old inventory inevitably gets discounted
or marked down to hasten its sale. Art galleries
operate differently. Their old, unsold works
sitting in storage instead are likely to
be marked up as time goes on. There are several
reasons for this: |
- First, a policy of raising prices and never
reducing them helps reinforce expectations
among customers that art always appreciates
in value and hence is a good investment.
- Second, this policy encourages indecisive
customers to buy now. Since
do not exist, there is no reason
Instead, waiting can result
in paying more.
- Third, if the work is by a living artist,
the gallery probably has no
money tied up
in inventory. Galleries take
art on consignment,
paying the artist only after
a sale is made.
- Fourth, galleries are patient businesses
with long sales cycles. It is a part of their
culture to wait to get their price. Even
artists who sell through their own studios
can be just as patient.
Some artists may offer their works through
two or more galleries. These galleries may
be in different regions of the country and/or
near areas where the artist spends significant
amounts of time painting each year. When
an artist has multiple galleries acting as
his or her selling agents, works that fail
to sell in one venue may be transferred to
another. Odds are, however, that the price
will be unchanged.
As a general rule, for-profit galleries keep
50% of the sales price. Even if the artist
also sells either directly or through a nonprofit
gallery that takes a much smaller slice of
the sales price, expect to pay the same for

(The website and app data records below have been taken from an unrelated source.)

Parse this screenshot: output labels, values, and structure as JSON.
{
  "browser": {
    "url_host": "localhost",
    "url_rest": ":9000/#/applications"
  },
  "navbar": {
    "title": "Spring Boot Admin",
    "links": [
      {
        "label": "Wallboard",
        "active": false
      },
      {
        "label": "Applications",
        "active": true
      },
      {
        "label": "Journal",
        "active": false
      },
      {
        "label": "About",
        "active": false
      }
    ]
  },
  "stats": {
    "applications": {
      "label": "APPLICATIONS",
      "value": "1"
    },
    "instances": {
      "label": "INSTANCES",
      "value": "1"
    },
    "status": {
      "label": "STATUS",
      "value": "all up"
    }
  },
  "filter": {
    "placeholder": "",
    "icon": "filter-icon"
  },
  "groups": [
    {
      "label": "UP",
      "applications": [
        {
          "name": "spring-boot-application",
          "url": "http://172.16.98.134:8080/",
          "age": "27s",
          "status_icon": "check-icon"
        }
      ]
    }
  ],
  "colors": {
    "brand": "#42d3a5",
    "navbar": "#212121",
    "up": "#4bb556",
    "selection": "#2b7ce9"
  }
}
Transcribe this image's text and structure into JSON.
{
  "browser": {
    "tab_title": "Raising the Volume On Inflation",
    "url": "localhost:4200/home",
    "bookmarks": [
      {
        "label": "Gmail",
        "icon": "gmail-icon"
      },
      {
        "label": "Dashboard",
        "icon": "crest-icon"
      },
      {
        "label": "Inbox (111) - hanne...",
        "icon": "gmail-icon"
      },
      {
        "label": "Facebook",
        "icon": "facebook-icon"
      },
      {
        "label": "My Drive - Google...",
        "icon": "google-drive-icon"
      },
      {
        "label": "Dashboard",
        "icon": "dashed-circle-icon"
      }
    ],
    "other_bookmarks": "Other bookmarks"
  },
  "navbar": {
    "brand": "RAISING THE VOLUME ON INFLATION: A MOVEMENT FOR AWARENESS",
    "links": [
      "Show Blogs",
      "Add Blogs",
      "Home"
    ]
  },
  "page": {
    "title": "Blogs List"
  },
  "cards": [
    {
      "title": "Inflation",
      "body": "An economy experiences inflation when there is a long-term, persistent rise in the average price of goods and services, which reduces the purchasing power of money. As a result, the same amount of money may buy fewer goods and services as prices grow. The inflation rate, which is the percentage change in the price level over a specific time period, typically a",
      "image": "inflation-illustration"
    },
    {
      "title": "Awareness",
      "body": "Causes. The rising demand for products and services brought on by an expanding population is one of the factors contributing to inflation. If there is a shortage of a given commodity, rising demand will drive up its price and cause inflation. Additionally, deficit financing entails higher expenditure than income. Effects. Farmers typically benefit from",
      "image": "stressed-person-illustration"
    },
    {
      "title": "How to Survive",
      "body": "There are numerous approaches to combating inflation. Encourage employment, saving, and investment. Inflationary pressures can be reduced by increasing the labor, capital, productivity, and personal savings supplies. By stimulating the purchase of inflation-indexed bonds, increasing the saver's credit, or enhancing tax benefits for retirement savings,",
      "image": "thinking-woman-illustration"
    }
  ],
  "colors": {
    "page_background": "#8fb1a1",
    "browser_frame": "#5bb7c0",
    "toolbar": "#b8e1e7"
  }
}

a given work wherever you find it. You probably
will not see a price reduction if the artist
shifts a work between sales channels.